David Bourget (Western Ontario)
David Chalmers (ANU, NYU)
Rafael De Clercq
Jack Alan Reynolds
Learn more about PhilPapers
Synthese 189 (2):353-372 (2012)
Arguments for scepticism about perceptual knowledge are often said to have intuitively plausible premises. In this discussion I question this view in relation to an argument from ignorance and argue that the supposed persuasiveness of the argument depends on debatable background assumptions about knowledge or justification. A reasonable response to scepticism has to show there is a plausible epistemological perspective that can make sense of our having perceptual knowledge. I present such a perspective. In order give a more satisfying response to scepticism, we need also to consider the standing of background beliefs. This is required since the recognitional abilities that enable us to have perceptual knowledge are informed by, or presuppose, a picture or conception of the world the correctness of which we have not ascertained. The question is how, in the face of this, to make sense of responsible belief-formation. In addressing this problem I make a suggestion about the standing of certain crucial beliefs linking appearances with membership of kinds.
|Keywords||Scepticism Perceptual knowledge Recognitional abilities Justified belief Background beliefs Doxastic responsibility|
|Categories||categorize this paper)|
Setup an account with your affiliations in order to access resources via your University's proxy server

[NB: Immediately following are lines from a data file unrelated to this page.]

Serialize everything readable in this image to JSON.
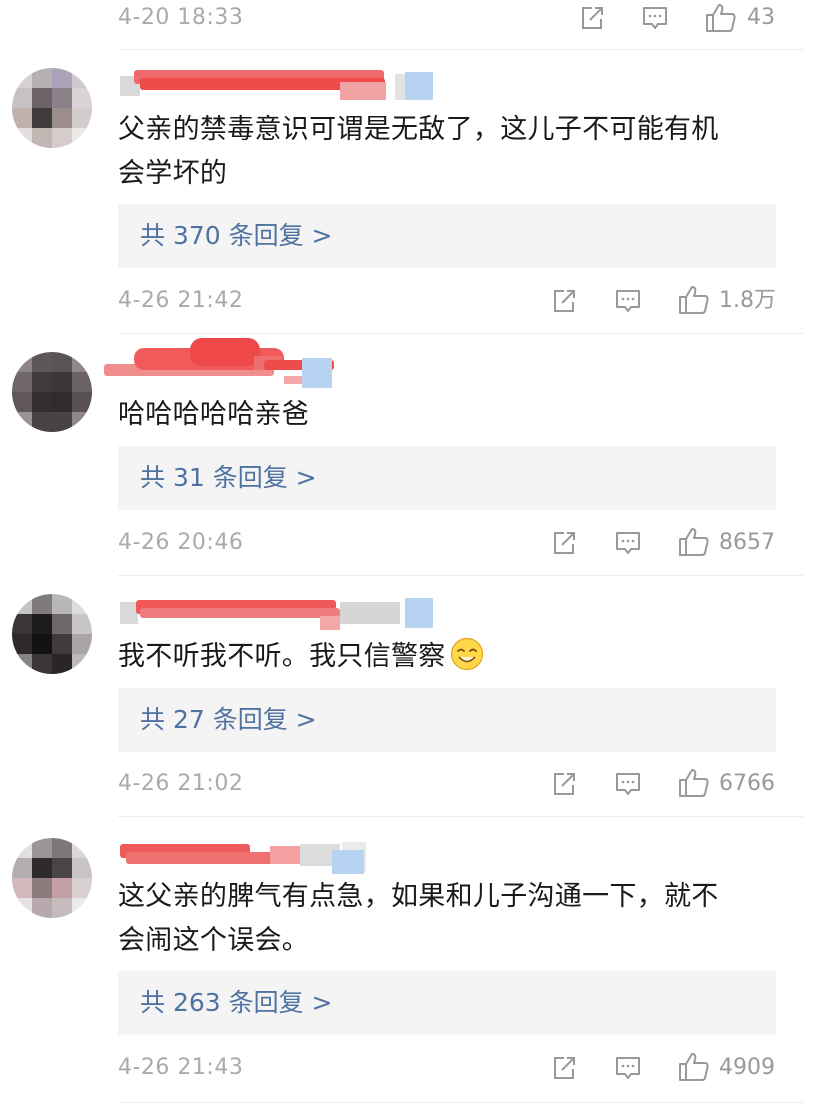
{
  "top_meta": {
    "time": "4-20 18:33",
    "likes": "43"
  },
  "comments": [
    {
      "text_lines": [
        "父亲的禁毒意识可谓是无敌了，这儿子不可能有机",
        "会学坏的"
      ],
      "replies": "共 370 条回复 >",
      "time": "4-26 21:42",
      "likes": "1.8万"
    },
    {
      "text_lines": [
        "哈哈哈哈哈亲爸"
      ],
      "replies": "共 31 条回复 >",
      "time": "4-26 20:46",
      "likes": "8657"
    },
    {
      "text_lines": [
        "我不听我不听。我只信警察"
      ],
      "emoji": "smiling-emoji",
      "replies": "共 27 条回复 >",
      "time": "4-26 21:02",
      "likes": "6766"
    },
    {
      "text_lines": [
        "这父亲的脾气有点急，如果和儿子沟通一下，就不",
        "会闹这个误会。"
      ],
      "replies": "共 263 条回复 >",
      "time": "4-26 21:43",
      "likes": "4909"
    }
  ],
  "icons": {
    "share": "share-icon",
    "comment": "comment-icon",
    "like": "thumbs-up-icon"
  },
  "colors": {
    "reply_link": "#4f72a1",
    "meta": "#aaaaaa",
    "reply_bg": "#f4f4f4",
    "redacted_name": "#ef4b4b",
    "verify_badge": "#b7d3f2"
  }
}
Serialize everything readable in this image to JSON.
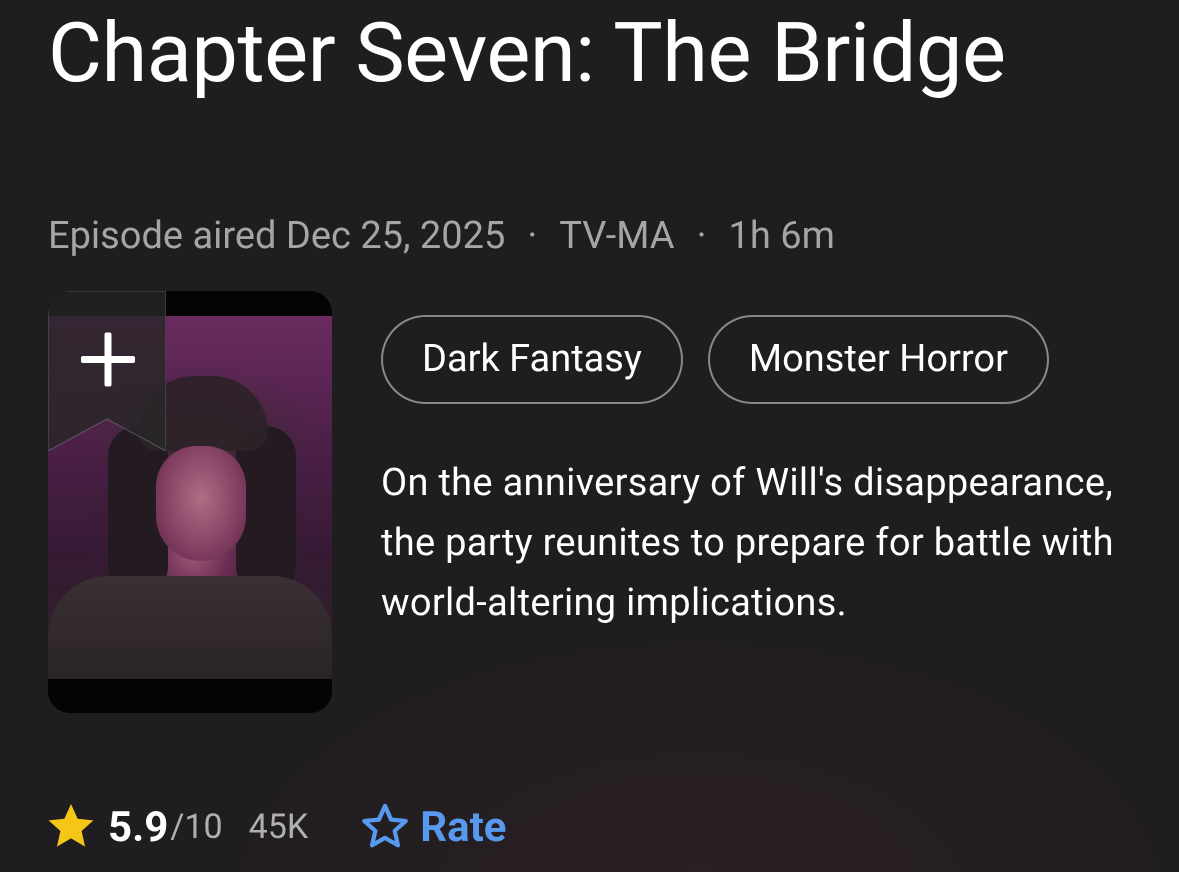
{
  "episode": {
    "title": "Chapter Seven: The Bridge",
    "aired": "Episode aired Dec 25, 2025",
    "separator": "·",
    "rating_certificate": "TV-MA",
    "runtime": "1h 6m"
  },
  "poster": {
    "watchlist_icon": "plus-icon",
    "bookmark_icon": "ribbon-bookmark-icon"
  },
  "genres": [
    "Dark Fantasy",
    "Monster Horror"
  ],
  "description": "On the anniversary of Will's disappearance, the party reunites to prepare for battle with world-altering implications.",
  "rating": {
    "icon": "star-icon",
    "score": "5.9",
    "out_of": "/10",
    "votes": "45K",
    "star_color": "#f5c518"
  },
  "rate": {
    "icon": "star-outline-icon",
    "label": "Rate",
    "color": "#5799ef"
  }
}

Configure custom proxy (use this if your affiliation does not provide a proxy)
|Through your library|
References found in this work BETA
J. Austin (1946). Other Minds. Aristotelian Society Supplementary Volume 20:148-87.
Stewart Cohen (2002). Basic Knowledge and the Problem of Easy Knowledge. Philosophy and Phenomenological Research 65 (2):309-329.
Keith DeRose (1995). Solving the Skeptical Problem. Philosophical Review 104 (1):1-52.
Fred I. Dretske (1970). Epistemic Operators. Journal of Philosophy 67 (24):1007-1023.
John Greco (2007). The Nature of Ability and the Purpose of Knowledge. Philosophical Issues 17 (1):57–69.
Citations of this work BETA
No citations found.
Similar books and articles
Alan Millar (2008). Perceptual-Recognitional Abilities and Perceptual Knowledge. In Adrian Haddock & Fiona Macpherson (eds.), Disjunctivism: Perception, Action, Knowledge. Oxford University Press. 330--47.
Danny Frederick (2013). Doxastic Voluntarism: A Sceptical Defence. International Journal for the Study of Skepticism 3 (1):24-44.
Alan Millar (2009). What is It That Cognitive Abilities Are Abilities to Do? Acta Analytica 24 (4):223-236.
Ram Neta (2004). Perceptual Evidence and the New Dogmatism. Philosophical Studies 119 (1-2):199-214.
Barry Stroud (2009). Scepticism and the Senses. European Journal of Philosophy 17 (4):559-570.
Johannes Roessler (2009). Perceptual Experience and Perceptual Knowledge. Mind 118 (472):1013-1041.
Duncan Pritchard (2010). The Nature and Value of Knowledge: Three Investigations. Oxford University Press.
Duncan Pritchard (2010). Relevant Alternatives, Perceptual Knowledge and Discrimination. Noûs 44 (2):245-268.
Sten Olaf Welding (2005). Kann Es Ein Argument Für den Skeptizismus Geben? Das Epistemische Problem der Irrtumsmöglichkeit. Journal for General Philosophy of Science 36 (1):107 - 118.
John L. Pollock (1970). Perceptual Knowledge. Philosophical Review 80 (3):287-319.
Paul K. Moser (1989). Knowledge and Evidence. Cambridge University Press.
Anthony Brueckner & Gary Ebbs (2012). Debating Self-Knowledge. Cambridge University Press.
Christopher Hookway (1989). The Epicurean Argument: Determinism and Scepticism. Inquiry 32 (1):79 – 94.
Steven L. Reynolds (2013). Effective Sceptical Hypotheses. Theoria 79 (3):262-278.
Michael Pace (2008). Perceptual Knowledge and the Metaphysics of Experience. Philosophical Quarterly 58 (233):642-664.
Added to index2011-09-07
Total downloads55 ( #33,564 of 1,413,163 )
Recent downloads (6 months)7 ( #30,243 of 1,413,163 )
How can I increase my downloads?